Niacinamide: Vital Vitamin B3 Derivative for Radiant Skin
Skincare products frequently include niacinamide in concentrations ranging from 2% to 10%, with 5% being the most prevalent. However, several factors need to be taken into consideration while determining the optimal concentration of niacinamide to use in formulations.
The vitamins are integral to the maintenance of good health, though needed in micro amounts. Likewise, the amide form of Vitamin B3 i.e., Niacinamide (pyridine-3-carboxamide) is involved in various critical biochemical reactions in the form of NAD+, NADH, NADP+, or NADPH. Aging skin cells lose NAD+ and NADPH; thus, supplementing aging skin cells with topical application of niacinamide provides visible benefits to the appearance of skin along with improvement of all skin functions that rely on the pathways involving the above co-factors.
The dermatological effects include a reduction in hyperpigmentation, pore size, sebum production, melanosome transfer, a decrease in fine lines and wrinkles, prevention of UV-induced immunosuppression, and an improvement in the skin barrier by increased ceramide and protein production. Considering its effectiveness in the management of various skin disorders, making topical formulations that enhance niacinamide permeation and retention in the cutaneous environment can be of immense benefit. Hence, the following considerations can be of vital significance in formulating optimal delivery systems for niacinamide formulations.
Choosing the right concentration of niacinamide
Skincare products frequently include niacinamide in concentrations ranging from 2% to 10%, with 5% being the most prevalent. However, several factors need to be taken into consideration while determining the optimal concentration of niacinamide to use in formulations. Amongst these, skin type and product type constitute major influencers.
Though niacinamide is well tolerated in topical applications, formulations intended for use by sensitive skin individuals might be restricted to 2%. On the other hand, higher concentrations of niacinamide, such as 5-10% can be used for individuals with dry or normal skin. Similarly, formulations with a higher concentration of niacinamide may be used for leave-on products, such as moisturizers or serums while rinse-off products like cleansers may be formulated with lower concentrations.
Striking the right pH balance
The efficacy of niacinamide is significantly affected by the pH of the formulation. Majorly, niacinamide retains its effectiveness in the 5-7 pH range. Thus, formulations with pH below or above this pH range are not ideally suited for harnessing the therapeutic effects of niacinamide. In a highly acidic environment, niacinamide can be converted to niacin, which can generate a “flushing" sensation due to its ability to dilate blood vessels, eliciting an irritation response.

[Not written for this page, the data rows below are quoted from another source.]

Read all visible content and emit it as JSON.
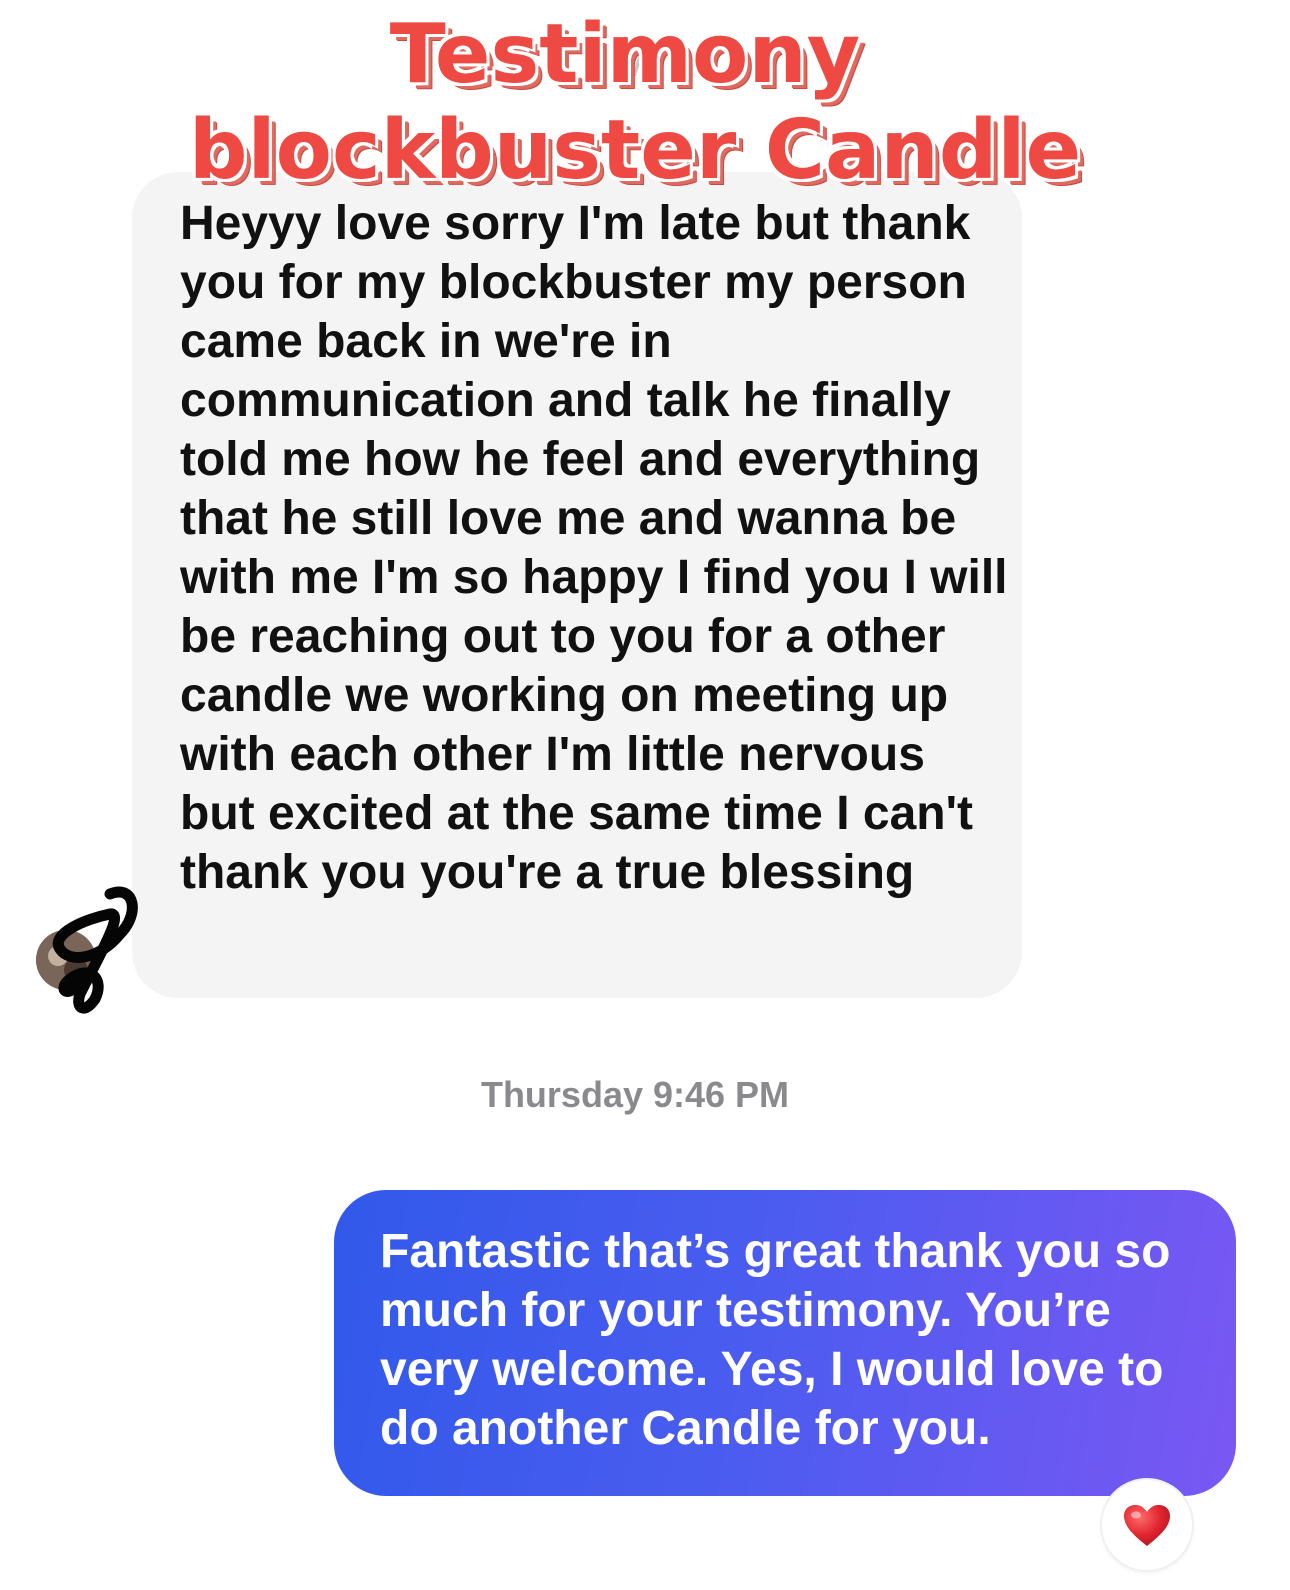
{
  "overlay": {
    "title_line_1": "Testimony",
    "title_line_2": "blockbuster Candle"
  },
  "messages": {
    "incoming": {
      "text": "Heyyy love sorry I'm late but thank you for my blockbuster my person came back in we're in communication and talk he finally told me how he feel and everything that he still love me and wanna be with me I'm so happy I find you I will be reaching out to you for a other candle we working on meeting up with each other I'm little nervous but excited at the same time I can't thank you you're a true blessing"
    },
    "timestamp": "Thursday 9:46 PM",
    "outgoing": {
      "text": "Fantastic that’s great thank you so much for your testimony. You’re very welcome. Yes, I would love to do another Candle for you.",
      "reaction": "red-heart-icon"
    }
  },
  "colors": {
    "overlay_red": "#ee4a43",
    "incoming_bubble": "#f4f4f5",
    "outgoing_gradient_start": "#3159ea",
    "outgoing_gradient_end": "#7a57f3",
    "timestamp_gray": "#8a8a8e",
    "heart": "#e0242f"
  }
}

Miscibility constraints with oil or silicone-based delivery systems
Since niacinamide has high water solubility (212.95 mg/mL), incorporating it into an oil or silicone-based product can be challenging. Due to miscibility issues, it might not be evenly dispersed within the formulation, resulting in uneven application and reduced or no efficacy of niacinamide. To overcome these issues, appropriate emulsion systems with optimal emulsifiers, and surfactants may be designed, or encapsulation of niacinamide within silicone delivery systems can be an effective alternative for formulating a stable, homogenous, and effective product.
The purity of the niacinamide cannot be compromised
The pharmaceutical grade of niacinamide which is used for formulation must be highly pure and free from impurities. The presence of nicotinic acid or nicotinic acid esters can result in itching, reddening, or other irritating effects, even at doses less than 1%. Further, any microbial or heavy metal contamination, which occurs due to a lack of quality control measures during the manufacturing process can be toxic to the skin or body.
Compatibility with other ingredients in the formulation
Though niacinamide is a stable active and can be safely used with other actives or excipients in formulation, the product’s overall efficacy may be affected by interaction amongst the versatile ingredients. For instance, niacinamide interaction with benzoyl peroxide can convert it into benzoic acid, which is less active in fighting acne. Similarly, alpha hydroxy acids (AHA) such as lactic acid and glycolic acid can reduce the pH, lowering the efficacy of niacinamide. Likewise, anti-aging formulations which use copper peptides can exhibit reduced efficacy when combined with niacinamide. At high concentrations, the combination of retinol with niacinamide may elicit irritation or sensitization reactions.
Overall, the topical application of effective and stable formulations of niacinamide can be a vital skincare regimen to maintain nourished skin and protect against environmental damage.